Image Source - Pinterest

The gone actress has not only given a lot to the Indian cinema, but her sass and talent of naturally moulding herself into any character gave her an upper hand in whatever she used to do. When many gay men were struggling and were confused about their sexual orientation they found a connection to their on-going pain in Sridevi’s roles. Whether it was Sridevi as a meek Anju and ferocious Manju fighting for everything wrong in ‘ChaalBaaz’ (1989), Pooja’s mutiny against the everlasting societal conditions in ‘Lamhe’ (1991), Seema’s confidence-filled and fearless dance in the ‘Mr. India’ (1987) song ‘Hawa Hawaai’ or her role of a naagin (snake) coming out to the world about her dual identity in ‘Nagina’ (1986), Sri’s roles had a deep connection and were etched in every GAY man’s mind.

CBFC denies a certificate to 'Lipstick Under My Burkha'. Too afraid of the break-free ideology?
Image Source - giphy.com

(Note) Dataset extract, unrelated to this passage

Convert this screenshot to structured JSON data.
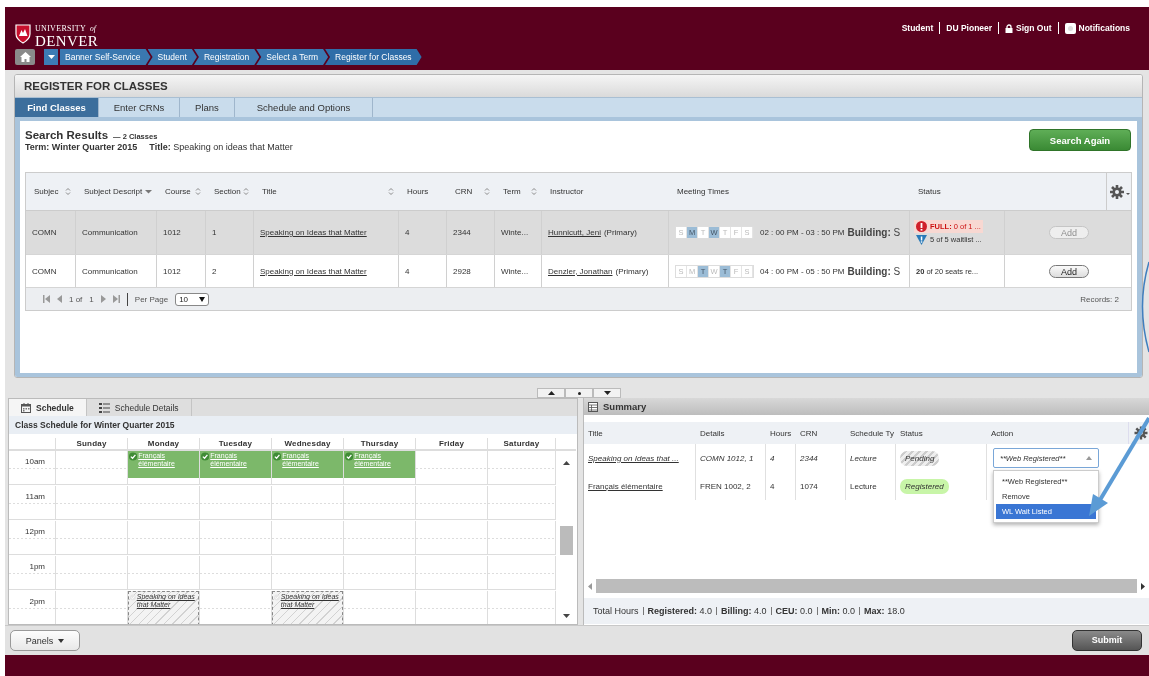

And how can one miss ‘Kate Nahin Kat Te’ song of Sridevi from ‘Mr. India’, where she owned the song and made every gay guy’s dream to dance on it once with his man. This particular song was wild, seductive and equal parts bold. Sridevi draped in a sky-blue coloured saree with a matching bindi and of course adding fuel to the fire was her dancing moves. Even at the end of the song, a fully wet in rainwater, Sridevi stretching herself on a pile of hay – ‘Tumne jo li angdayi hai’ – where the diva nibbles on straws with a drenched fire in her eyes, leaving Mr. Kapoor to chivalrously lie on a distant haystack.

While mostly when the film fraternity was in a zone where feminine men were used as a tool to add fun elements on the silver screen, Sridevi was a ray of hope for the LGBTQ community. She was like a powerful symbol for the QUEERS. Her role resonated each and every gays struggle, and also echoed their dysphoria into her characters. And with her, all the queer children surpassed the narrow-minded stereotypes which they were labelled with. Lastly, she might be gone, but the colourful rainbow universe she opened for all the fellow LGBTQ people remains there intact..

Hail the QUEEN! RIP Sridevi.